> [Required work] From the entries below, tally how many lines contain "LAUT" and report only that figure.

> [Entries provided]
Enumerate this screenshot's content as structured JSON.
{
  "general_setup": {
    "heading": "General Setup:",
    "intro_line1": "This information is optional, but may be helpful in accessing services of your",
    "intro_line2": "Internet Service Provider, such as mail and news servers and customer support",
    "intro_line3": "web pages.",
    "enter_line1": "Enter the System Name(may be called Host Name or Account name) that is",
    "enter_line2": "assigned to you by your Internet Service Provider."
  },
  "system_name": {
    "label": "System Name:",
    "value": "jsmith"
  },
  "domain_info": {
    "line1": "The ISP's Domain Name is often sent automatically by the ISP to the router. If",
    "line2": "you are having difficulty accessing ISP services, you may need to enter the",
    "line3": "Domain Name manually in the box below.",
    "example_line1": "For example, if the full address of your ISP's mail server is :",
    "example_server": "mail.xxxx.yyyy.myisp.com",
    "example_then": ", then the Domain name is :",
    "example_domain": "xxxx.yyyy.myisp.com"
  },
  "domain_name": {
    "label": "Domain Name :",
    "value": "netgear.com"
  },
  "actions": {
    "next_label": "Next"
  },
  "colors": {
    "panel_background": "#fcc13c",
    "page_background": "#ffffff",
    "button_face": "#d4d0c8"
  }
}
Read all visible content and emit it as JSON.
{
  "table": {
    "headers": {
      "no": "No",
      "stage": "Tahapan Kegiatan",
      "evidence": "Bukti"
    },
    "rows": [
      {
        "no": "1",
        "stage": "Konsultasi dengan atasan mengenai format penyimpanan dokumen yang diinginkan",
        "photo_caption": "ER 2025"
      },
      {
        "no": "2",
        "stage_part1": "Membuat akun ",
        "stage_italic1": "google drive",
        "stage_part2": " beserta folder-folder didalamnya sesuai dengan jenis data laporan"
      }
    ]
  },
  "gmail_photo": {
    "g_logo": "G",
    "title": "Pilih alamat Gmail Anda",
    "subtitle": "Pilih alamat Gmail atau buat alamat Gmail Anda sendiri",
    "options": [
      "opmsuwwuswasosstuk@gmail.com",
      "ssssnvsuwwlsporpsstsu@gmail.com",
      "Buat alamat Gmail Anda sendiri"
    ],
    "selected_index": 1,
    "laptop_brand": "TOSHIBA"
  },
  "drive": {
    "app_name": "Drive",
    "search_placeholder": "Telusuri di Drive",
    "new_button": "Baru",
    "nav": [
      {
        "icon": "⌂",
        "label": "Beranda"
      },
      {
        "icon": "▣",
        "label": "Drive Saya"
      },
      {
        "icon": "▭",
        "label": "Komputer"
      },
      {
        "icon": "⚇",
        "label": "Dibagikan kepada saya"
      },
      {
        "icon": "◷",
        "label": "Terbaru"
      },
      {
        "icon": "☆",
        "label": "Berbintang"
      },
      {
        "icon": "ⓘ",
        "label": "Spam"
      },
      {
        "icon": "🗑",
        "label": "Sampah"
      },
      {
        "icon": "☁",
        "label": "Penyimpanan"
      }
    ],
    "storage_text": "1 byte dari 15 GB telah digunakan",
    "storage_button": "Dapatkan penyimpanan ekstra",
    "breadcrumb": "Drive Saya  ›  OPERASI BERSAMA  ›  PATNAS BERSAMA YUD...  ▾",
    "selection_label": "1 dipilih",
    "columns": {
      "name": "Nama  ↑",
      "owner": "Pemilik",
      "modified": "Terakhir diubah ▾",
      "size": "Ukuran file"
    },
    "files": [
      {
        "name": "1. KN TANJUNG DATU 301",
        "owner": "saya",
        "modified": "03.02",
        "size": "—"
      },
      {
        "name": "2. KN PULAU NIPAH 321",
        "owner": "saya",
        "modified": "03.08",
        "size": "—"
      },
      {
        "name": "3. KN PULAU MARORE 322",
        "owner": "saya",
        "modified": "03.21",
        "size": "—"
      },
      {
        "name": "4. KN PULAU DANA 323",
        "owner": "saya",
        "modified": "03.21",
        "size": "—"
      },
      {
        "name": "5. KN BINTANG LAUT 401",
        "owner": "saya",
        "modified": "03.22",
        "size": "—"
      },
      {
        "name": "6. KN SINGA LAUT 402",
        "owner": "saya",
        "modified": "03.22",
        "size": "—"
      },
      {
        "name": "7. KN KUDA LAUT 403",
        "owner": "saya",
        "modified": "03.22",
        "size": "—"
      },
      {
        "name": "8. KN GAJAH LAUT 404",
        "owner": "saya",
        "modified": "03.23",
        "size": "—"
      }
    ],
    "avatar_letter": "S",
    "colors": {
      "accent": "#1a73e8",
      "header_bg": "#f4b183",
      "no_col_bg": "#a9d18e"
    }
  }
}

> [Reply to the exercise] 4